I used to be the type of person who was offended at any notion that I should rise before 10:00 a.m. From ages 11 to 25, I stayed in bed most days until about 10:00 a.m., then stumbled around in my pajamas until I decided it was finally time to do something with the day. Often, by the time I made it out the door, I found that the day had long since passed.
This woman who used to shuffle through life has long since been transformed. When I traded my late nights for early days, I found something quite fascinating: I actually enjoy the silence of the mornings. When I began setting my alarm to make it to 6:00 a.m. yoga asana classes, I knew that something had shifted in me that would never go back.
Good thing, because when I had a baby, I learned how important it was to make friends with early mornings. Having a baby means I wake up very, very early. But I don’t wake up because she’s crying or because she wakes me up. I actually set my alarm to wake up several hours before her, and it is my secret to finding my grounding as a mother.
Each morning is a new opportunity to greet the day with breath and movement.
After you wake up, your body needs a safe and gentle transition from long, peaceful rest into a day of movement. A sattvic asana sequence in the morning awakens your body from its slumber so it can serve you calmly all day long.
Your asana practice doesn’t need to take hours to be effective. Just 10 minutes on your mat, guided by conscious breath, will make a significant difference in how you feel all day long. If you want a simple way to say hello to the new day and honor the sun, try surya namaskar, sun salutations.
By Myra Lewin
A client recently came to me wanting to learn how to meditate. I flew to his home in Hong Kong to spend a week with him and his family. However, our first meeting together did not involve sitting down on his meditation cushion. Instead, I began by teaching his family about Ayurvedic cooking.

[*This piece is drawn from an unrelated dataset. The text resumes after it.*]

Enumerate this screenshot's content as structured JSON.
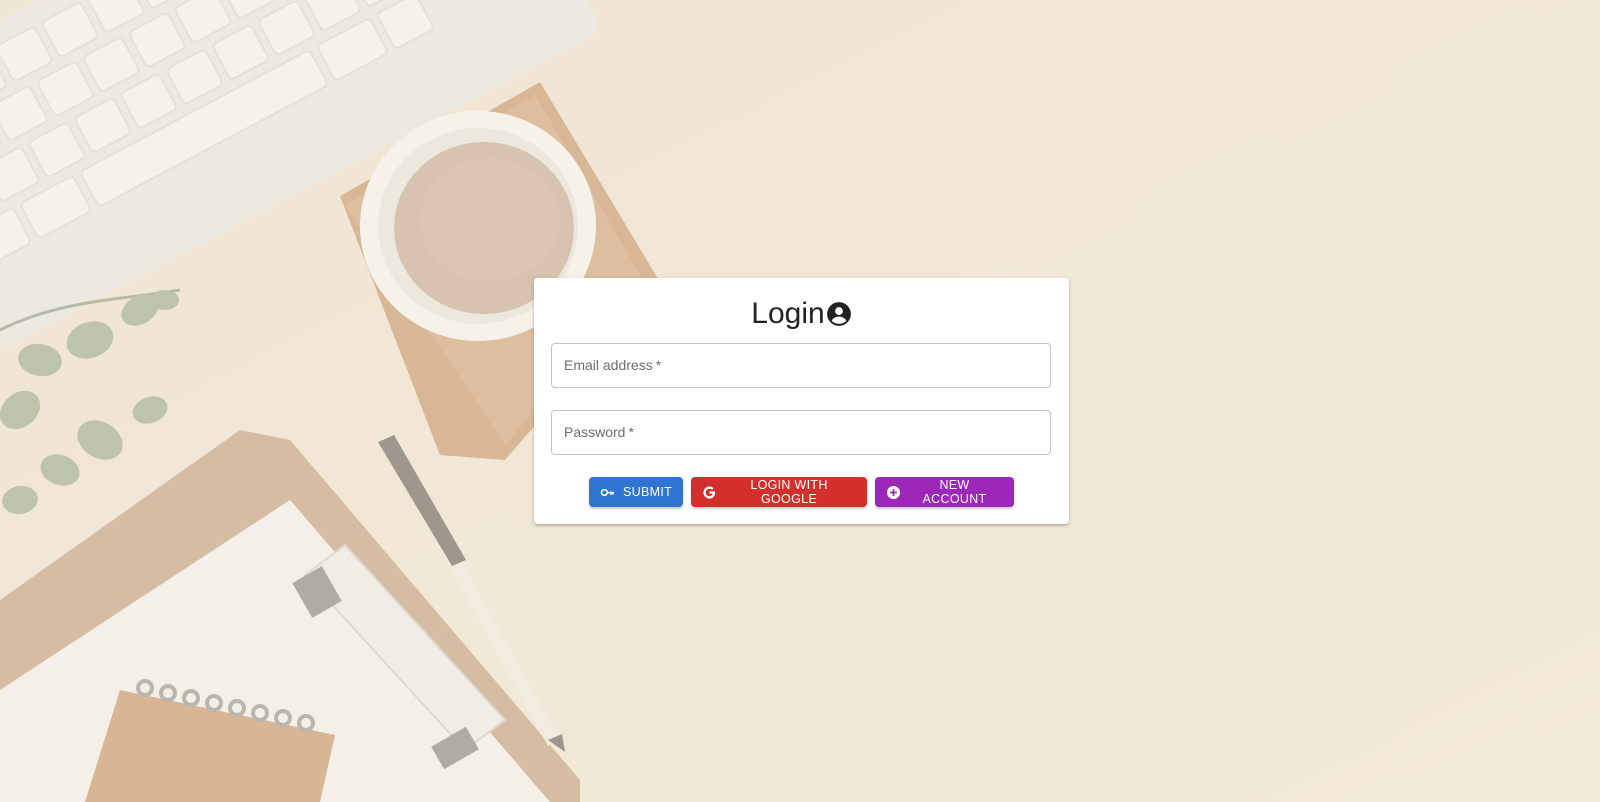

My client was seeking meditation to relieve the stress of his day. He wanted a greater connection to his higher self and for his mind to soften. I shared with him that the connection and softening of the mind is aided by a holistic practice that includes an Ayurvedic diet and lifestyle. This is the purpose of Ayurveda -- it is a way of living that promotes greater consciousness. When my client experienced the tools of Yoga and Ayurveda together, incredible results followed for everyone in his home.

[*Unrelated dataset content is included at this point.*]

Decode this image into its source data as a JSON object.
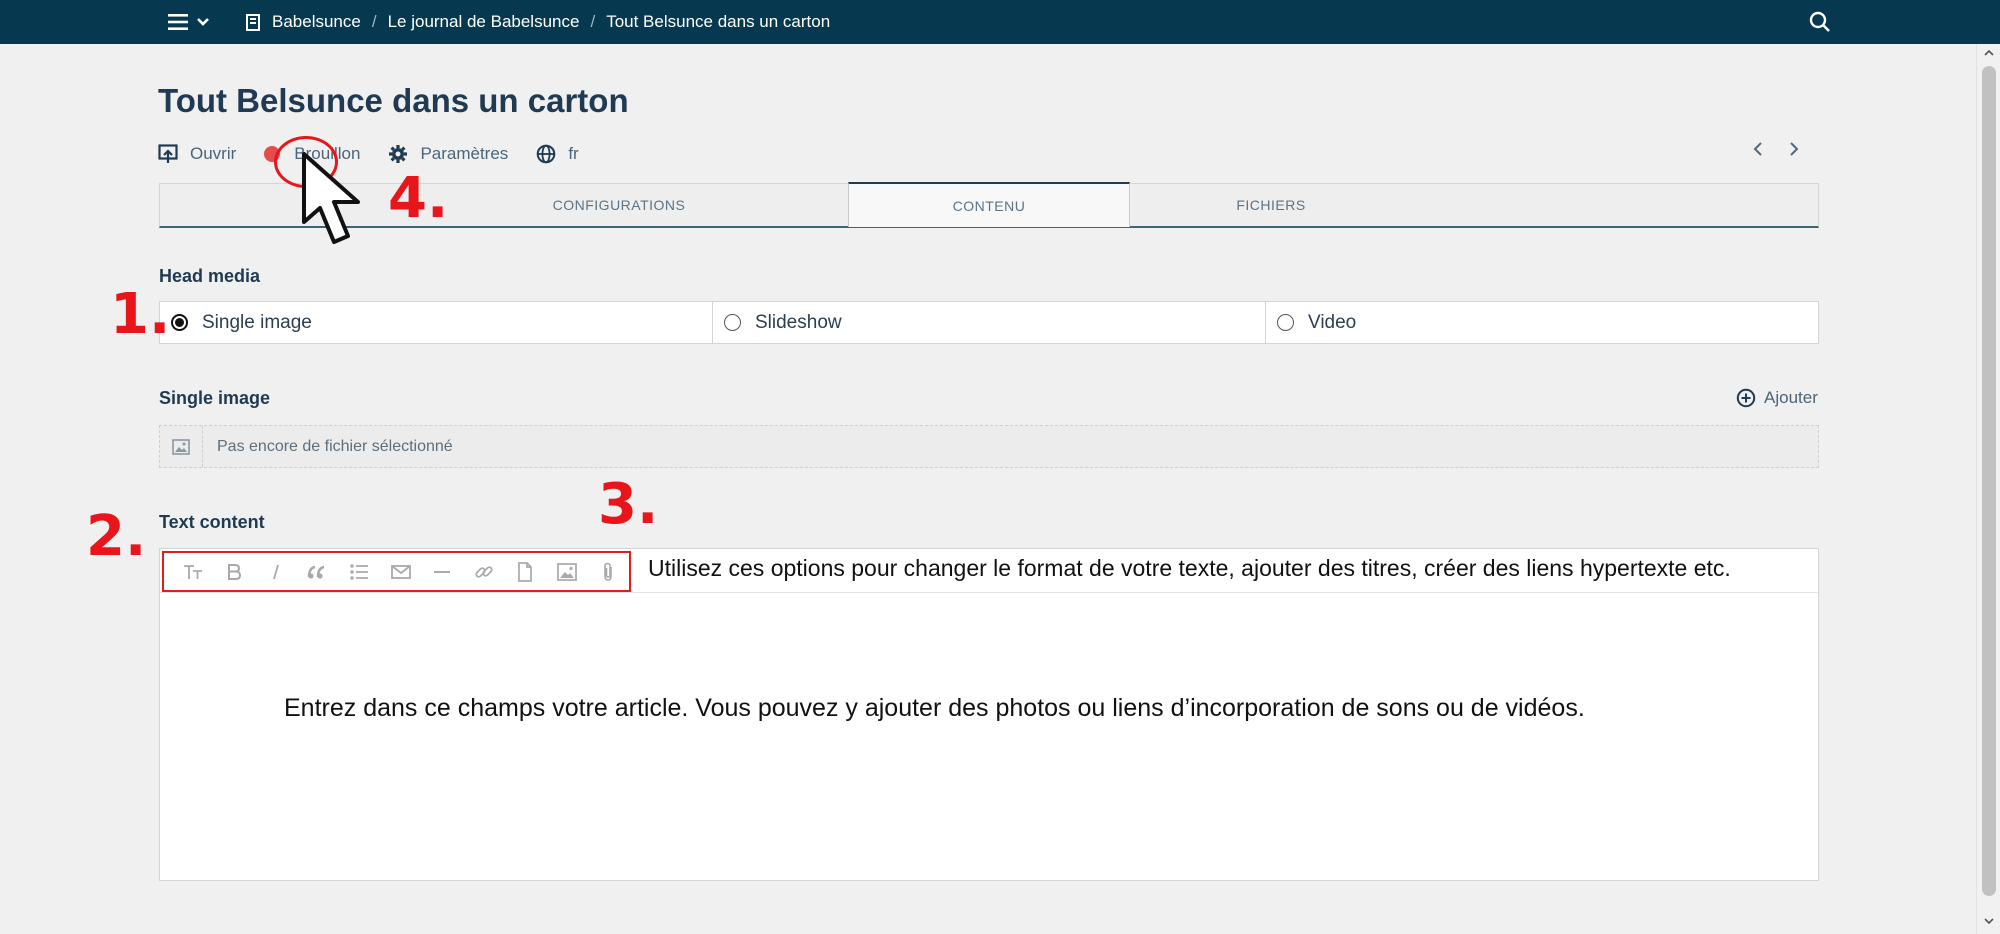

By Nicole Lonero
Studying Yoga and Ayurveda has taught me to appreciate and seek out balance in my life. The lessons I learn from these 5,000-year-old traditions often boil down to and point me in the direction of balance. They also remind me to look to nature – the rhythms, the laws, the chaos and the order. There are so many lessons to be found in nature and in us. In Yoga and Ayurveda there is no duality; we are each a unique expression of nature.

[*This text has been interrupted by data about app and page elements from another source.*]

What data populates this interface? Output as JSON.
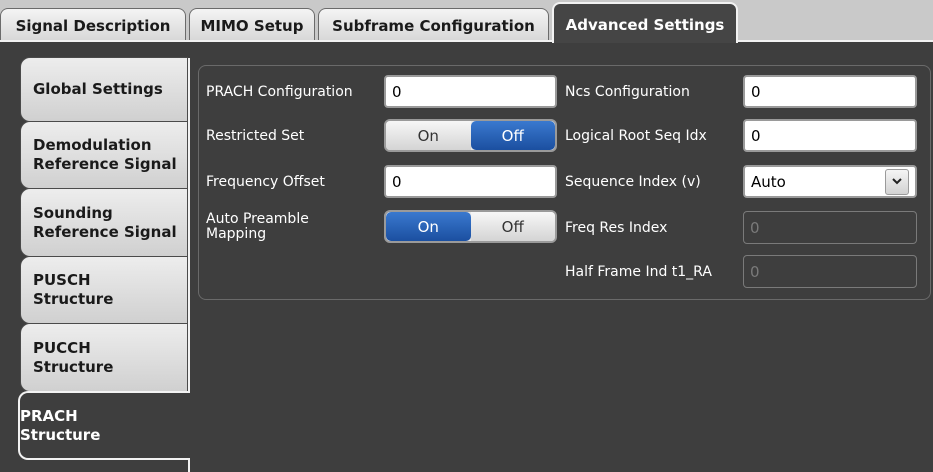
{
  "top_tabs": [
    {
      "label": "Signal Description"
    },
    {
      "label": "MIMO Setup"
    },
    {
      "label": "Subframe Configuration"
    },
    {
      "label": "Advanced Settings"
    }
  ],
  "side_tabs": [
    {
      "label": "Global Settings"
    },
    {
      "label": "Demodulation Reference Signal"
    },
    {
      "label": "Sounding Reference Signal"
    },
    {
      "label": "PUSCH Structure"
    },
    {
      "label": "PUCCH Structure"
    },
    {
      "label": "PRACH Structure"
    }
  ],
  "form": {
    "prach_configuration": {
      "label": "PRACH Configuration",
      "value": "0"
    },
    "restricted_set": {
      "label": "Restricted Set",
      "on": "On",
      "off": "Off",
      "selected": "Off"
    },
    "frequency_offset": {
      "label": "Frequency Offset",
      "value": "0"
    },
    "auto_preamble_mapping": {
      "label": "Auto Preamble Mapping",
      "on": "On",
      "off": "Off",
      "selected": "On"
    },
    "ncs_configuration": {
      "label": "Ncs Configuration",
      "value": "0"
    },
    "logical_root_seq_idx": {
      "label": "Logical Root Seq Idx",
      "value": "0"
    },
    "sequence_index": {
      "label": "Sequence Index (v)",
      "value": "Auto"
    },
    "freq_res_index": {
      "label": "Freq Res Index",
      "value": "0"
    },
    "half_frame_ind": {
      "label": "Half Frame Ind t1_RA",
      "value": "0"
    }
  },
  "colors": {
    "panel_bg": "#3e3e3e",
    "toggle_selected": "#1f57ad",
    "outer_bg": "#c9c9c9"
  },
  "icons": {
    "dropdown": "chevron-down-icon"
  }
}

So now, when I am lost in doubt or uncertainty, I look to nature. And what I see are elements. Ayurveda examines the elements in nature and in ourselves to understand how our environments affect our individual constitutions and how we express the elements and qualities of nature internally and externally in our minds, in our emotions, in our thoughts, behaviors, actions and patterns. It’s all connected. Ayurveda helped me discover why, when living in Colorado, the cold, dry air aggravated my vata dosha to the point of imbalance. At the time, I was so clouded by my imbalance. I couldn’t see that I needed sunshine, warmth and nourishment in the form of cooked meals and grounding practices to find myself underneath the expression of my imbalance.